Dankook University's Professor Lan Chung, an engineer, headed the investigation. Leaking gas had been the suspected cause of the collapse initially because there had been 2 gas explosions in the city that year, but he did not find evidence of such an explosion. There were also concerns that there had been a terrorist attack, but the downward nature of the collapse ruled out an intentional explosion.
That lead to structural failure. Once they had aligned on that as the cause, they still did not believe it was negligence, but the unstable foundation it was built upon. But continued investigation proved that the building had been erected incorrectly. The lack of beams needed, the narrowness of the columns and the excessive weight all contributed. There should have been 16 steel reinforcement bars to the store's 8, reducing the strength by 20%.
Additionally, a fire shield had been installed to prevent the spread of fire from floor to floor, but this required the support columns to be cut further, which ironically contributed to the collapse.
Investigators were able to pinpoint the direct cause of the collapse: the moving of the air conditioning units 2 years before. They had been moved due to noise complaints, and instead of moving them with a crane, they were put on rollers and dragged across the roof, leading to the original cracking. It got worse and worse throughout the 2 years, and the ceiling finally could not take the weight anymore.
Lee continued to fret further about the financial losses than the loss of life. He was found guilty of criminal negligence on December 27, 1995, and was sentenced to 10 and a half years. It was reduced to 7 and a half years on appeal, though the prosecution argued for 20. He died on October 4, 2003, shortly after his release from prison.
Lee Joon's son, and the store's CEO Lee Han-Sang also received jail time, 7 years for accidental homicide and corruption.

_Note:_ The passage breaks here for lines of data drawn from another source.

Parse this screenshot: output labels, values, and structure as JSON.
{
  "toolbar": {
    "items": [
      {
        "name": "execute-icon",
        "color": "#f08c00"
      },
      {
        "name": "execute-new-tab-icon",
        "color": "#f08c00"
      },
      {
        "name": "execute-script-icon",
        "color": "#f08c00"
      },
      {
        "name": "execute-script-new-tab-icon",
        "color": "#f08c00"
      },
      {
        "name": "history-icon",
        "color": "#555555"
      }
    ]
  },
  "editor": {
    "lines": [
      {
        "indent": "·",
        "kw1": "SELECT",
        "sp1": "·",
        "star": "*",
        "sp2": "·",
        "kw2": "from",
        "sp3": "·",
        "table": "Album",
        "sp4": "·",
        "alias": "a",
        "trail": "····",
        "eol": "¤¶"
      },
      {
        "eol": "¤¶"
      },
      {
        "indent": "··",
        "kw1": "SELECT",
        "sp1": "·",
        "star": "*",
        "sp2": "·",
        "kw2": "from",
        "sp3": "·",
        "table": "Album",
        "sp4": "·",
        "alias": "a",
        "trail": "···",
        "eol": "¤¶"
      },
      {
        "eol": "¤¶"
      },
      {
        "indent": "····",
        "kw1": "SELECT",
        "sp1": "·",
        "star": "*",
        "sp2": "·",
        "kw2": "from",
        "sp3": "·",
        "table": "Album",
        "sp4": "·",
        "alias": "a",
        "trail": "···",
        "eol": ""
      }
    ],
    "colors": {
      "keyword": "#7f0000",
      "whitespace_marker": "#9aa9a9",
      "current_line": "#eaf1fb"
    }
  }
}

Chung-Woo, a city official and chief administrator of the area where the store was located was sentenced to 3 years for bribery, as was a former area chief Hwang Chol-Min who accepted $12 million in bribes from Lee. He was sentenced to 10 years.
The families had asked for $361,000 per victim. The City of Seoul offered to pay $220,000 for each, arguing that they could not pay more. By August of 1995, the Lee family submitted a memo to the city, offering their entire wealth to compensate the victims. The settlement involved 3,293 cases totaling nearly $300 million 2020 US dollars, or $375.8 billion in 1995 Korean money.
The immediate reaction was extreme outrage that led to months of protests on the streets, and skepticism regarding safety in other recently developed buildings. The incident also revealed a lot of corruption among city officials who accepted payoffs without caring about public safety.
Though the families of the 502 victims wished for a memorial to be build on the grounds of the collapse, the memorial ended up being built elsewhere and the land sold to a private developer. Now, a luxury apartment complex lives on the grounds where 502 people lost their lives in 1995.
This is unfortunately not the first story I have written involving mass loss of life at the hands of preventable negligence in the spirit of speed and money. It probably won't be the last, either. Skirted safety features have lead to many disastrous fires and stampedes in clubs, bars and factories. When you care more about money than human lives, you will be willing to ignore the recommendations of those around you and continue with a project even once you know it may be deadly.
In this event, Lee Joon decided to fire those who advised against his risky build, and even as the building began to fall apart, cared more about the day's revenue than the lives inside. Ultimately, I wonder if the cost of hundreds of thousands of dollars per hundreds of victims, the collapse itself, and over 7 years of jail time was worth 1 day's revenue at his store.
Though this wasn't an intentional disaster, like a shooting or bomb, it was a preventable disaster, all the way up until the morning it happened. Some lethal disasters are tragic and completely random, but some just needed one person to speak up and 502 people would still be alive. This was one of those times, and it occurred 25 years ago today.